Stored records:
● ● ● ● ● ● ●

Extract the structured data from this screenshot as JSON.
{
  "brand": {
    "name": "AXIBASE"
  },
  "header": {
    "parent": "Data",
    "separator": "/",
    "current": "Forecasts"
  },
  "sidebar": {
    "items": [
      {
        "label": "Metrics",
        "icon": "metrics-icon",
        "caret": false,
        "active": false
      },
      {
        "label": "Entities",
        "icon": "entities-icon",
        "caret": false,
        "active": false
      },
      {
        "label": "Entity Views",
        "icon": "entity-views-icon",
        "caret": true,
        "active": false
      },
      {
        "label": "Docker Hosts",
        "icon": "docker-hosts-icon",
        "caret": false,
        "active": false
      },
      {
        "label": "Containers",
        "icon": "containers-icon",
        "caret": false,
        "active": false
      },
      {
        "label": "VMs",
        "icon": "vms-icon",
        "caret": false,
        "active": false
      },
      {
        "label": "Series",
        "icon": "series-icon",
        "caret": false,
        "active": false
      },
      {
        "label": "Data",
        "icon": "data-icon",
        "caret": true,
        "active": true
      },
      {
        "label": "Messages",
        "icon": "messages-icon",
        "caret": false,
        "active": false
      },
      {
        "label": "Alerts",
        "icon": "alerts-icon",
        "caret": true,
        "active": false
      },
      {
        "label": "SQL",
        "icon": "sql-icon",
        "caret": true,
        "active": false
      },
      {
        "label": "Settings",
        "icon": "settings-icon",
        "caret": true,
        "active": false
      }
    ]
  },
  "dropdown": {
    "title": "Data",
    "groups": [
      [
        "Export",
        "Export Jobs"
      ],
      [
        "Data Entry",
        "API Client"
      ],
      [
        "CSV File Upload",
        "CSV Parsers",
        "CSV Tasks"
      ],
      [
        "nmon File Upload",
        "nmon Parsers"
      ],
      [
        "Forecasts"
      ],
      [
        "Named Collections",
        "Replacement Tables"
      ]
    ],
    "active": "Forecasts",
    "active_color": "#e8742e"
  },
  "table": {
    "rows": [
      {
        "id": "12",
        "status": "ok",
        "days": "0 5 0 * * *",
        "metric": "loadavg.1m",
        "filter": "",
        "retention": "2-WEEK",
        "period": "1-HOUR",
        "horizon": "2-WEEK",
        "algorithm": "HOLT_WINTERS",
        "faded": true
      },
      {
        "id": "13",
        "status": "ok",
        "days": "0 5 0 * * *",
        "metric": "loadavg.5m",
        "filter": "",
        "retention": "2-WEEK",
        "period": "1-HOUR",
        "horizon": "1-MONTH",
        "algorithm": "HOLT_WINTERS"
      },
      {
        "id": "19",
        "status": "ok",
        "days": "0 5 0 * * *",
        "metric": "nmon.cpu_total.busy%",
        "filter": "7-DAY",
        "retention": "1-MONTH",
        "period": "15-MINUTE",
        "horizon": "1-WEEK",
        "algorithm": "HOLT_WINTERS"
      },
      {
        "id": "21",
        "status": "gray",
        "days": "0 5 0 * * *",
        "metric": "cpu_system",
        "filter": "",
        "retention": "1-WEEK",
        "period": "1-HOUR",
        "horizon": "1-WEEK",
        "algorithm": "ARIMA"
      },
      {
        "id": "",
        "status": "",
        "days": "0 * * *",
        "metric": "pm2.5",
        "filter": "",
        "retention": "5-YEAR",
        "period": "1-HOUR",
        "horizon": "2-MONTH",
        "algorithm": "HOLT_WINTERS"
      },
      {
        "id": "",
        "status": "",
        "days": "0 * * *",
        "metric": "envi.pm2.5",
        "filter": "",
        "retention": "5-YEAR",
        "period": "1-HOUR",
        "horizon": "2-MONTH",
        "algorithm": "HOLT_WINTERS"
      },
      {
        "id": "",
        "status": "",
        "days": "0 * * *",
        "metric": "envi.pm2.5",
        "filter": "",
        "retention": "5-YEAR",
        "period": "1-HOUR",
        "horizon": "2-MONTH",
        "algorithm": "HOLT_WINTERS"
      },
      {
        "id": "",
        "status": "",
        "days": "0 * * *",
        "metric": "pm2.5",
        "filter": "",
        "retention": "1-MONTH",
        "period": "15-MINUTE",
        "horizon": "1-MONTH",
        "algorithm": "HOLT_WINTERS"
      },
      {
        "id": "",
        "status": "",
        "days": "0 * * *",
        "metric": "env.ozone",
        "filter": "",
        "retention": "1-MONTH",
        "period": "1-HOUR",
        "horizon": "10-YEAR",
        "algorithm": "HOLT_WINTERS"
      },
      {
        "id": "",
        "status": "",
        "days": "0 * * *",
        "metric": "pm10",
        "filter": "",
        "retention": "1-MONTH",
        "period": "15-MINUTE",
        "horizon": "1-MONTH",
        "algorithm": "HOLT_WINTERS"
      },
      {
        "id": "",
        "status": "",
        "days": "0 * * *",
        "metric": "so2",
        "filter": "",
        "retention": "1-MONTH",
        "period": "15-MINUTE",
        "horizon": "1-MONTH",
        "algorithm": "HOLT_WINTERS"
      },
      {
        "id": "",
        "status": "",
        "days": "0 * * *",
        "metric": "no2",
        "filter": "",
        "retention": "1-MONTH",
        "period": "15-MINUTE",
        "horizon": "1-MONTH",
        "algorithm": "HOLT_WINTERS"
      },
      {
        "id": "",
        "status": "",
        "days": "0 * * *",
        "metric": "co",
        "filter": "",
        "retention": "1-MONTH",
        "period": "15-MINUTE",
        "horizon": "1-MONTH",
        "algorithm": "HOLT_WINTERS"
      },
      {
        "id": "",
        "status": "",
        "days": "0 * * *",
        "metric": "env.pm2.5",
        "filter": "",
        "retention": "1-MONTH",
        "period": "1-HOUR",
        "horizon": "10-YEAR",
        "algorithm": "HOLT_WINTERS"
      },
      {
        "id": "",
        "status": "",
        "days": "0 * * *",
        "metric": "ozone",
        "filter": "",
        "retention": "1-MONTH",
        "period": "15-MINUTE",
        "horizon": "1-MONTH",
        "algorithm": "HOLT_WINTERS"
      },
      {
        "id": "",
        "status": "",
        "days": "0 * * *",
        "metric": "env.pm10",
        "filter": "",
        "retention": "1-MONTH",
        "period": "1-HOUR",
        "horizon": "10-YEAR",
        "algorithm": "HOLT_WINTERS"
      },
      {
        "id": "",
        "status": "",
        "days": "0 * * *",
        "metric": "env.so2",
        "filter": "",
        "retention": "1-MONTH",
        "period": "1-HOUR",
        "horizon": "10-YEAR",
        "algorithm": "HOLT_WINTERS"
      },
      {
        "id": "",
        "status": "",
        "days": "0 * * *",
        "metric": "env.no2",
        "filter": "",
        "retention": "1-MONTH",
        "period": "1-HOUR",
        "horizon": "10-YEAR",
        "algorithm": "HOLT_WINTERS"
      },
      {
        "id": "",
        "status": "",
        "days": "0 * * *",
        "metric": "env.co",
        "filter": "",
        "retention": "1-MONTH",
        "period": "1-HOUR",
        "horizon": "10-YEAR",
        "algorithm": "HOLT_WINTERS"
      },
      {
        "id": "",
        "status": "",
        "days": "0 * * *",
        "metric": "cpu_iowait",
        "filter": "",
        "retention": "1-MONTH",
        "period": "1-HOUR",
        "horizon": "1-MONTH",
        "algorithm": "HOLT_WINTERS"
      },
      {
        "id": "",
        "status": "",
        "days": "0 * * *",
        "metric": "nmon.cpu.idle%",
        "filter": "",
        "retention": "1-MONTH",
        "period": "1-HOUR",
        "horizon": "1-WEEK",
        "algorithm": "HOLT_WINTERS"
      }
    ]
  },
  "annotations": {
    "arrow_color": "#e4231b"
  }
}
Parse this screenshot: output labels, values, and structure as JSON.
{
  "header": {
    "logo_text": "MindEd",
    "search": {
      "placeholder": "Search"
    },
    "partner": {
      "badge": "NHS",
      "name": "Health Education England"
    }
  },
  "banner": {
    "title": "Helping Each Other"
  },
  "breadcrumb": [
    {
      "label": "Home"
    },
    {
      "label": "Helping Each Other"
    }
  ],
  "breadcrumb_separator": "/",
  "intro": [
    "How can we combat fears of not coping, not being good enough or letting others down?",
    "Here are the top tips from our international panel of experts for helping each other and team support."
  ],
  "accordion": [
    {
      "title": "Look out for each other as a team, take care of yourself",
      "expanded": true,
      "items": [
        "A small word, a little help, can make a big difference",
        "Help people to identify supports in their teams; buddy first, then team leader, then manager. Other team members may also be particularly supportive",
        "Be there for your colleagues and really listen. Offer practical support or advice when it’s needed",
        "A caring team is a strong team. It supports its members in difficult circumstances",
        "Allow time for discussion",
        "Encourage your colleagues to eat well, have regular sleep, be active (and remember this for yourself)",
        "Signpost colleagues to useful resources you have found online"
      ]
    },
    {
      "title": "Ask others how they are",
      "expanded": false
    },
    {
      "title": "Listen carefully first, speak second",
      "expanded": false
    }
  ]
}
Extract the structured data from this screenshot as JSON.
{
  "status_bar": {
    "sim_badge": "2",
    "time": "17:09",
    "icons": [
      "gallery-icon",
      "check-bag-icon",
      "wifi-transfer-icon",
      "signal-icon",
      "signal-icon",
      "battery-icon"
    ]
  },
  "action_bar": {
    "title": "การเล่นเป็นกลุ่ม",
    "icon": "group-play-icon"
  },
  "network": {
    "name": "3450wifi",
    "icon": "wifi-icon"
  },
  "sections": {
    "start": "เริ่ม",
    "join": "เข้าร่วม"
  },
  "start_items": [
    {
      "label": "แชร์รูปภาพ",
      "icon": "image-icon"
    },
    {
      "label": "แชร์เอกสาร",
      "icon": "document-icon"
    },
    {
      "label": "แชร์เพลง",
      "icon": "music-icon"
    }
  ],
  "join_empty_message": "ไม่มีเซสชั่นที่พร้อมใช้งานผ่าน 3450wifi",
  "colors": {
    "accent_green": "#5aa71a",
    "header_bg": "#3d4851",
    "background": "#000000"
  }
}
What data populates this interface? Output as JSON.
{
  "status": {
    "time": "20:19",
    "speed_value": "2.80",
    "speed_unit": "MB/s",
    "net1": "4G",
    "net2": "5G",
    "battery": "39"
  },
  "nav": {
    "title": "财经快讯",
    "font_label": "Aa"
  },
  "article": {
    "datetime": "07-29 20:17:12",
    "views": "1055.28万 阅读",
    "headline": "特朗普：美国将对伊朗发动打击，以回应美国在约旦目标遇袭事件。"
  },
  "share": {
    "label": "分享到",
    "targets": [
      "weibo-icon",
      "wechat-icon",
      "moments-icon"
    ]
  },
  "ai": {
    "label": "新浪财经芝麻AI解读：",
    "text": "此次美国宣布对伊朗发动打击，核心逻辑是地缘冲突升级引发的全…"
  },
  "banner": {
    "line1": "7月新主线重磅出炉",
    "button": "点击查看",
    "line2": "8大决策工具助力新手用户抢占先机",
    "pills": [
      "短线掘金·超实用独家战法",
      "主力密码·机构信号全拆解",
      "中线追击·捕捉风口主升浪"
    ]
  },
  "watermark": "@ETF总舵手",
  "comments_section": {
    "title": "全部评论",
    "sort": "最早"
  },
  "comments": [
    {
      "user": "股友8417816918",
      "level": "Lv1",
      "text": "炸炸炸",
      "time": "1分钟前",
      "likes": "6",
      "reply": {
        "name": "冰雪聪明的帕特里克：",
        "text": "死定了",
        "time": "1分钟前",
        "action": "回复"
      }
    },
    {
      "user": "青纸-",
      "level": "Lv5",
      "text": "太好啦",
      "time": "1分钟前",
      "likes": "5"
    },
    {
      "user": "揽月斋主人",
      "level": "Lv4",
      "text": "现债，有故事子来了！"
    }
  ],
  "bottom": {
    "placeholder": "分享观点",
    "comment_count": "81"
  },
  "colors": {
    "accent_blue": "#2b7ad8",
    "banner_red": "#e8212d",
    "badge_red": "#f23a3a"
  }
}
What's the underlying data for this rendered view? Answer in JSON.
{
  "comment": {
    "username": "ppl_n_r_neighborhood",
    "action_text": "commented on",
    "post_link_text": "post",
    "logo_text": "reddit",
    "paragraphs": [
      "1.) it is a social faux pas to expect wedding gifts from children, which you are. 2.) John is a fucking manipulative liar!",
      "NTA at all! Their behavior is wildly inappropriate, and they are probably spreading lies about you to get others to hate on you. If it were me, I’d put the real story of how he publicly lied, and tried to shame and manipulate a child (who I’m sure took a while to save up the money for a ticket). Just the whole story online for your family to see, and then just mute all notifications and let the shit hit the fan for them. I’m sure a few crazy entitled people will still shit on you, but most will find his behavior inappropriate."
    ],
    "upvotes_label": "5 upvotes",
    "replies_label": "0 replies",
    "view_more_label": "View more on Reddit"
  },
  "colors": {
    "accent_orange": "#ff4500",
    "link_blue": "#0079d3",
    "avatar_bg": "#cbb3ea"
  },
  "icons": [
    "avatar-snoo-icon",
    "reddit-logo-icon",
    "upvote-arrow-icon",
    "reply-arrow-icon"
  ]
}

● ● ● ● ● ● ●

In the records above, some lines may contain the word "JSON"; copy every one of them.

◆ ANSWER TO THIS TASK
Extract the structured data from this screenshot as JSON.
Parse this screenshot: output labels, values, and structure as JSON.
Extract the structured data from this screenshot as JSON.
What data populates this interface? Output as JSON.
What's the underlying data for this rendered view? Answer in JSON.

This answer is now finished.